Gonorrhea Culture 0060110
Method: Culture/Identification

May be used to detect N. gonorrhoeae, especially if NAAT has not been validated for a particular specimen type

Preferred test to diagnose N. gonorrhoeae is one of the combined nucleic acid amplification tests (NAAT)

Sensitivity is dependent on transport time; N. gonorrhoeae is fastidious, and viability declines rapidly during transport

 
Additional Tests Available
 
Click the plus sign to expand the table of additional tests.
Test Name and NumberComments
Ureaplasma Species and Mycoplasma hominis Culture 0065031
Method: Culture

Use to detect Mycoplasma hominis and Ureaplasma spp

Use if clinical suspicion exists and all other testing is negative

Other than lung transplant specimens, this test is not appropriate for adult respiratory specimens

Vaginal Pathogen Panel by DNA Probe 0065153
Method: Qualitative Nucleic Acid Probe

Use to detect common vaginal pathogens associated with vaginitis/vaginosis

For T. vaginalis, preferred test is one of the nucleic acid amplification tests (NAAT)

Not recommended as stand-alone test for sexually transmitted infection testing or screening

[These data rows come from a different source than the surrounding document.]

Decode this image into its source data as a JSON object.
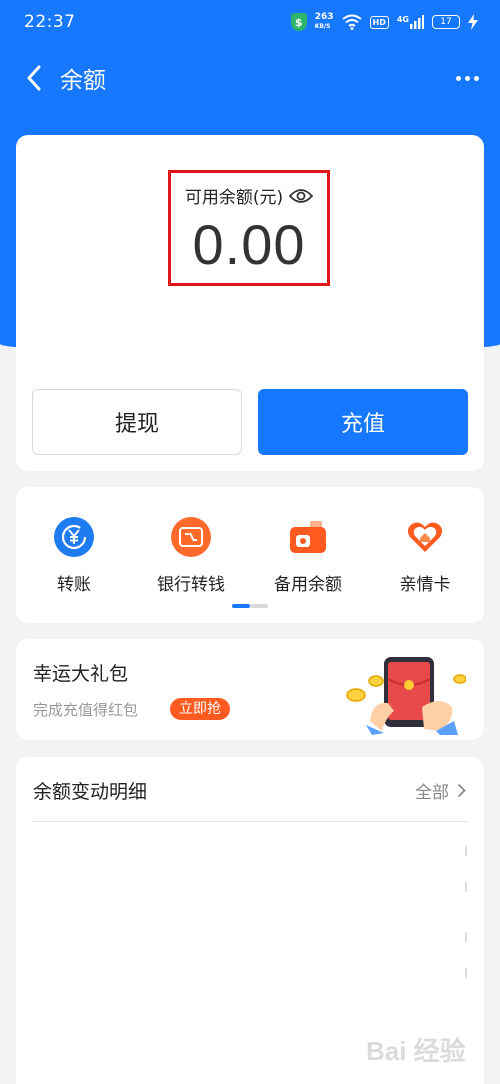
{
  "status_bar": {
    "time": "22:37",
    "speed_value": "263",
    "speed_unit": "KB/S",
    "hd": "HD",
    "network": "4G",
    "battery": "17"
  },
  "nav": {
    "title": "余额"
  },
  "balance": {
    "label": "可用余额(元)",
    "amount": "0.00"
  },
  "buttons": {
    "withdraw": "提现",
    "recharge": "充值"
  },
  "actions": [
    {
      "label": "转账",
      "icon": "yuan-transfer-icon"
    },
    {
      "label": "银行转钱",
      "icon": "bank-card-icon"
    },
    {
      "label": "备用余额",
      "icon": "wallet-icon"
    },
    {
      "label": "亲情卡",
      "icon": "heart-home-icon"
    }
  ],
  "pager": {
    "pages": 2,
    "current": 1
  },
  "lucky": {
    "title": "幸运大礼包",
    "subtitle": "完成充值得红包",
    "tag": "立即抢"
  },
  "details": {
    "title": "余额变动明细",
    "all": "全部"
  },
  "watermark": {
    "text": "Bai 经验"
  },
  "colors": {
    "brand_blue": "#1677ff",
    "orange": "#ff5a1f",
    "highlight_red": "#e0151b"
  }
}
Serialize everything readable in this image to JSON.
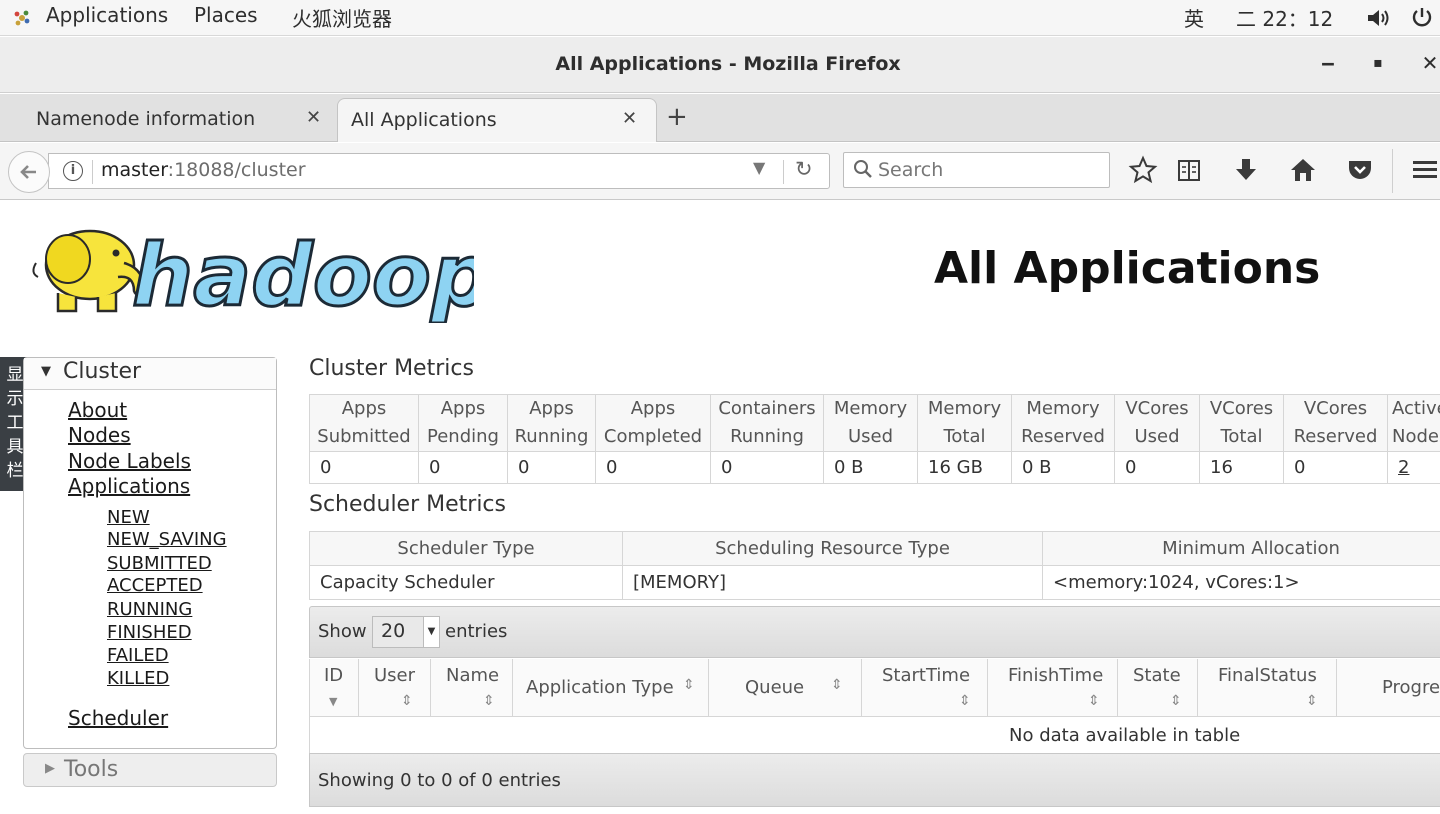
{
  "system_bar": {
    "applications": "Applications",
    "places": "Places",
    "browser_app": "火狐浏览器",
    "input_method": "英",
    "clock": "二 22：12",
    "volume_icon": "volume-icon",
    "power_icon": "power-icon"
  },
  "window": {
    "title": "All Applications - Mozilla Firefox",
    "minimize": "‒",
    "maximize": "▪",
    "close": "✕"
  },
  "tabs": [
    {
      "label": "Namenode information",
      "close": "✕"
    },
    {
      "label": "All Applications",
      "close": "✕"
    }
  ],
  "new_tab": "+",
  "navbar": {
    "url_host": "master",
    "url_path": ":18088/cluster",
    "search_placeholder": "Search"
  },
  "page": {
    "logo_text": "hadoop",
    "title": "All Applications",
    "side_tab": [
      "显",
      "示",
      "工",
      "具",
      "栏"
    ],
    "cluster_panel": {
      "label": "Cluster",
      "links": [
        "About",
        "Nodes",
        "Node Labels",
        "Applications"
      ],
      "app_states": [
        "NEW",
        "NEW_SAVING",
        "SUBMITTED",
        "ACCEPTED",
        "RUNNING",
        "FINISHED",
        "FAILED",
        "KILLED"
      ],
      "scheduler": "Scheduler"
    },
    "tools_panel": {
      "label": "Tools"
    },
    "cluster_metrics": {
      "title": "Cluster Metrics",
      "headers": [
        [
          "Apps",
          "Submitted"
        ],
        [
          "Apps",
          "Pending"
        ],
        [
          "Apps",
          "Running"
        ],
        [
          "Apps",
          "Completed"
        ],
        [
          "Containers",
          "Running"
        ],
        [
          "Memory",
          "Used"
        ],
        [
          "Memory",
          "Total"
        ],
        [
          "Memory",
          "Reserved"
        ],
        [
          "VCores",
          "Used"
        ],
        [
          "VCores",
          "Total"
        ],
        [
          "VCores",
          "Reserved"
        ],
        [
          "Active",
          "Nodes"
        ]
      ],
      "values": [
        "0",
        "0",
        "0",
        "0",
        "0",
        "0 B",
        "16 GB",
        "0 B",
        "0",
        "16",
        "0",
        "2"
      ]
    },
    "scheduler_metrics": {
      "title": "Scheduler Metrics",
      "headers": [
        "Scheduler Type",
        "Scheduling Resource Type",
        "Minimum Allocation"
      ],
      "values": [
        "Capacity Scheduler",
        "[MEMORY]",
        "<memory:1024, vCores:1>"
      ]
    },
    "apps_table": {
      "show_label": "Show",
      "entries_value": "20",
      "entries_label": "entries",
      "columns": [
        "ID",
        "User",
        "Name",
        "Application Type",
        "Queue",
        "StartTime",
        "FinishTime",
        "State",
        "FinalStatus",
        "Progress"
      ],
      "empty_message": "No data available in table",
      "info": "Showing 0 to 0 of 0 entries"
    }
  }
}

Chlamydia trachomatis and Neisseria gonorrhoeae by Transcription-Mediated Amplification (TMA), M4/UTM 0060774
Method: Transcription-Mediated Amplification

Viral transport media (eg, M4/UTM) are not preferred for C. trachomatis and N. gonorrhoeae by Amplified Detection (APTIMA)

Refer to Sample Collection for the Diagnosis of STD Using Nucleic Acid Amplification Tests for optimal specimen types and collection instructions

Neisseria gonorrhoea Antibodies, Total 0099685
Method: Semi-Quantitative Complement Fixation

Not recommended 

Less sensitive than amplification-based methods

Chlamydia Antibody Panel, IgG & IgM by IFA 0065100
Method: Semi-Quantitative Indirect Fluorescent Antibody

Limited value in the diagnosis of most oculogenital (eg, eyes, genitalia) chlamydial infections

Chlamydia Antibody Panel, IgM by IFA 0065105
Method: Semi-Quantitative Indirect Fluorescent Antibody

Limited value in the diagnosis of most oculogenital (eg, eyes, genitalia) chlamydial infections

Chlamydia Antibody Panel, IgG by IFA 0065139
Method: Semi-Quantitative Indirect Fluorescent Antibody

Limited value in the diagnosis of most oculogenital (eg, eyes, genitalia) chlamydial infections